• [Task prompt]: Scan the records for the word "icon". Report each line where it occurs.

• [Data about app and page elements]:
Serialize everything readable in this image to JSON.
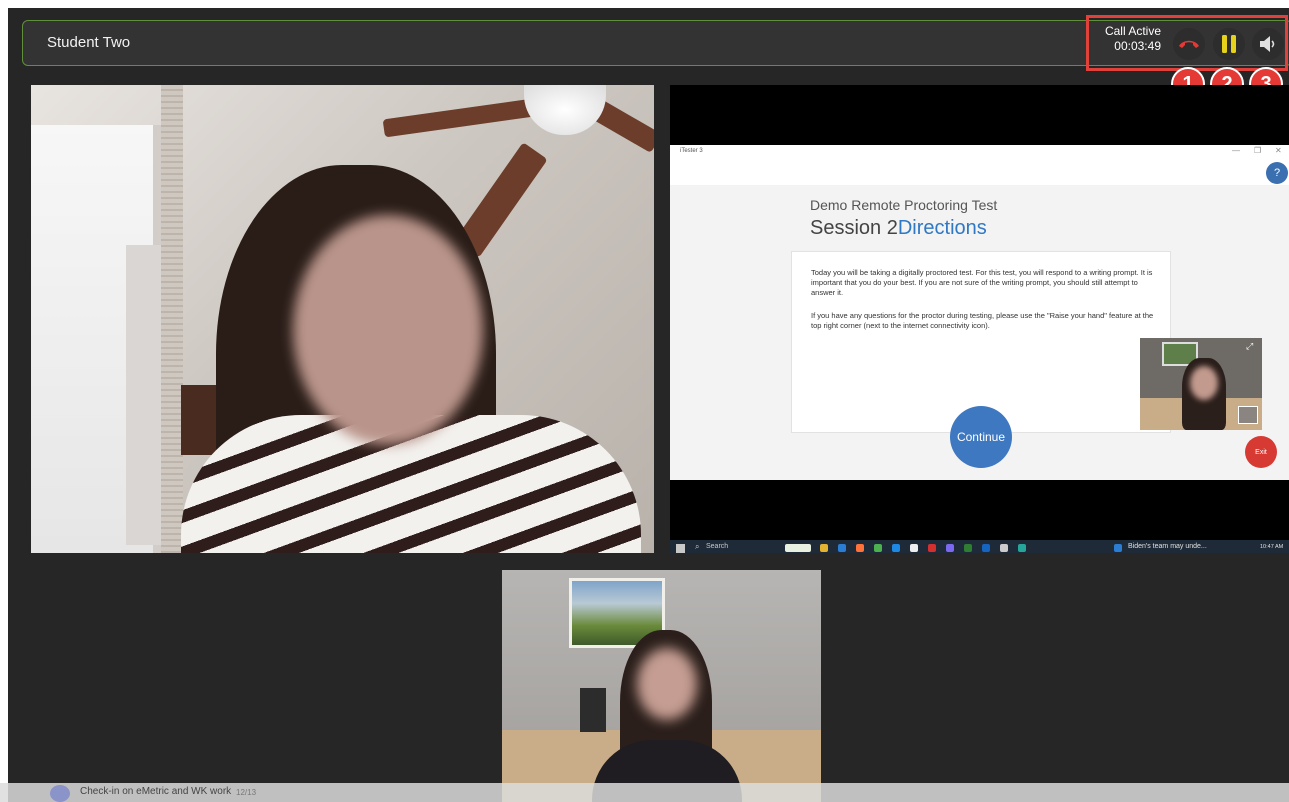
{
  "header": {
    "student_name": "Student Two",
    "call_status": "Call Active",
    "call_timer": "00:03:49"
  },
  "controls": [
    {
      "name": "end-call",
      "icon": "phone-hangup-icon",
      "color": "#e53935"
    },
    {
      "name": "pause",
      "icon": "pause-icon",
      "color": "#e6d21a"
    },
    {
      "name": "mute",
      "icon": "speaker-icon",
      "color": "#e0e0e0"
    }
  ],
  "badges": [
    "1",
    "2",
    "3"
  ],
  "screen_share": {
    "app_name": "iTester 3",
    "window_controls": [
      "—",
      "❐",
      "✕"
    ],
    "help_label": "?",
    "test_title": "Demo Remote Proctoring Test",
    "session_prefix": "Session 2",
    "session_suffix": "Directions",
    "paragraph_1": "Today you will be taking a digitally proctored test. For this test, you will respond to a writing prompt. It is important that you do your best. If you are not sure of the writing prompt, you should still attempt to answer it.",
    "paragraph_2": "If you have any questions for the proctor during testing, please use the \"Raise your hand\" feature at the top right corner (next to the internet connectivity icon).",
    "continue_label": "Continue",
    "exit_label": "Exit",
    "taskbar": {
      "search": "Search",
      "news": "Biden's team may unde...",
      "time": "10:47 AM"
    }
  },
  "footer": {
    "text": "Check-in on eMetric and WK work",
    "date": "12/13"
  },
  "colors": {
    "alert_red": "#e53935",
    "header_border": "#5f8f3a",
    "accent_blue": "#2f78c4"
  }
}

• [Task result]:
      "icon": "phone-hangup-icon",
      "icon": "pause-icon",
      "icon": "speaker-icon",
    "paragraph_2": "If you have any questions for the proctor during testing, please use the \"Raise your hand\" feature at the top right corner (next to the internet connectivity icon).",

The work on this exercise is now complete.